The next pair of papers shift to relations between China and Africa, which move beyond the dominant global narrative of Chinese investment in Africa. In “Mixed Race Poetics of the Francophone Indian Ocean: Afrasian Animal-Maroons,” Benjamin Hiramatsu Ireland examines a rare, uncirculated French-language poetic collection, My Chinese Nation (1995), written by author and activist Daniel Honore, of Sino-African heritage. Ireland argues that Honore curiously animalizes the Afrasian maroons whom he describes using dehumanizing metaphors that one would find in postcolonial literatures of the French Caribbean. The Afrasian maroon metaphorically “becoming-animal” constitutes a fusion of African and Asian colonial histories with the French Empire, making the maroon figure an assemblage of transhistorical and transcultural signifiers fused with affects of colonial traumas. Through such affective projections, the poetic subject achieves forms of ontological stability and security that counteracts his sentiments of non-belonging to both African and Asian cultures.

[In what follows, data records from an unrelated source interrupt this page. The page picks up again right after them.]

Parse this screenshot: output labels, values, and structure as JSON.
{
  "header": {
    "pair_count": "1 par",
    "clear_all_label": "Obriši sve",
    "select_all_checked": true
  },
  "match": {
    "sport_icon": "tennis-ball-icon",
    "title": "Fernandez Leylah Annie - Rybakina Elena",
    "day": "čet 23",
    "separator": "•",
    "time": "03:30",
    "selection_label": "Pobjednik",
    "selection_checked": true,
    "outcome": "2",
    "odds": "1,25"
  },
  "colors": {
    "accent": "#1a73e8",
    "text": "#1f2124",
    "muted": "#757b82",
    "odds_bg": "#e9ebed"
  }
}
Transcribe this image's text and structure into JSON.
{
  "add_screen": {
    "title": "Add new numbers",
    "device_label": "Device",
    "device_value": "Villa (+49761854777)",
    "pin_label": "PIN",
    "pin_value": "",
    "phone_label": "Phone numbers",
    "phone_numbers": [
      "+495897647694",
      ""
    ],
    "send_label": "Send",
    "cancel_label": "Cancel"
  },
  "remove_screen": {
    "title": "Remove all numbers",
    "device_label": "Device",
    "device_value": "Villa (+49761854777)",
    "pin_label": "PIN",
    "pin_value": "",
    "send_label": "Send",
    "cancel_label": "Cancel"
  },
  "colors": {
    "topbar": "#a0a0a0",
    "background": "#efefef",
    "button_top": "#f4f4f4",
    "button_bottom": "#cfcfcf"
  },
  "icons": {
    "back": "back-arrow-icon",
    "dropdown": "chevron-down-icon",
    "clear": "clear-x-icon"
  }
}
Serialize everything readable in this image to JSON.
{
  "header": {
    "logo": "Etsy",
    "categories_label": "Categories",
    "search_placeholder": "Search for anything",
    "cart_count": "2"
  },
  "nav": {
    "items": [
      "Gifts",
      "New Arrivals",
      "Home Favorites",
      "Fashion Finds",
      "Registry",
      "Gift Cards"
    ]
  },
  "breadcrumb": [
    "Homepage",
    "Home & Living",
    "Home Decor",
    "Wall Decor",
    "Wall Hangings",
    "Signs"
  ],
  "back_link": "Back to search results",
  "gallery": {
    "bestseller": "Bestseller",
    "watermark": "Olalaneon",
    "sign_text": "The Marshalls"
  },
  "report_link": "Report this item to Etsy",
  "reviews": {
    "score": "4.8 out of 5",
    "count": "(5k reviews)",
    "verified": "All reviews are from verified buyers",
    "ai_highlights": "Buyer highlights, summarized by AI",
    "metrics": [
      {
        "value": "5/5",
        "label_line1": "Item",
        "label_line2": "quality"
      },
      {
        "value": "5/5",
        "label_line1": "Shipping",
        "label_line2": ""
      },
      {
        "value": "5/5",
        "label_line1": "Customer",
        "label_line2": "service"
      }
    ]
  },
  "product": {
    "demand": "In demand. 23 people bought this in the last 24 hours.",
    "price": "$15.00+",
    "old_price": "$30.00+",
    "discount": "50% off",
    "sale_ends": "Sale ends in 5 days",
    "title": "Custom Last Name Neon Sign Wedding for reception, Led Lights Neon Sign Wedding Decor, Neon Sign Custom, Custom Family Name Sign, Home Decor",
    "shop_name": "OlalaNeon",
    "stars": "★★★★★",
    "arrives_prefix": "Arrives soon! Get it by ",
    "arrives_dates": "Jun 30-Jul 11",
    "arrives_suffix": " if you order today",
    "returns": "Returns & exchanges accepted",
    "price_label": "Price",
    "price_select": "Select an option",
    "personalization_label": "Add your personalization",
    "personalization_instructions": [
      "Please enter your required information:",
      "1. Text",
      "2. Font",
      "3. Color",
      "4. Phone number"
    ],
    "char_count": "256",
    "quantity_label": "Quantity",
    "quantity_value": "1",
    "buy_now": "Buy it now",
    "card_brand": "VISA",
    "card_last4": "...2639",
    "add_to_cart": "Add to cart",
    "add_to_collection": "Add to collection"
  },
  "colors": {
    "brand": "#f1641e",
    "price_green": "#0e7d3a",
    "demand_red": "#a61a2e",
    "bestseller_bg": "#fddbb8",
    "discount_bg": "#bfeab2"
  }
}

Guangzhi Huang concludes the session with “‘200,000 Blacks in Guangzhou’: News Media, Race, and State Construction of Modern Urbanity,” in which he analyzes contemporary media representations of Africans in Guangzhou, home to the largest African community in China today. Huang investigates how state agencies create a false impressions of and about mass migration from Africa to China by using strategically selected images and statistics and linking illicit migration status to spikes in crimes of drug use, trafficking, and sexual violence. While such tropes exist globally, Huang argues that in Guangzhou, they are a component of the municipal government’s urban-development and state-building strategies. Noting that the African community is described in a language similar to that which is used to describe domestic rural migrants inhabiting the same urban neighborhoods, Huang shows how the government constructs a racial other that is at once familiar and unmistakably non-Chinese.

In sum, the papers in this session will bolster the emerging south-south inquiry in evidence in previous MLA conventions and that will surely grow at MLA 2018 and subsequent conventions. We look forward to being a part of this developing conversation.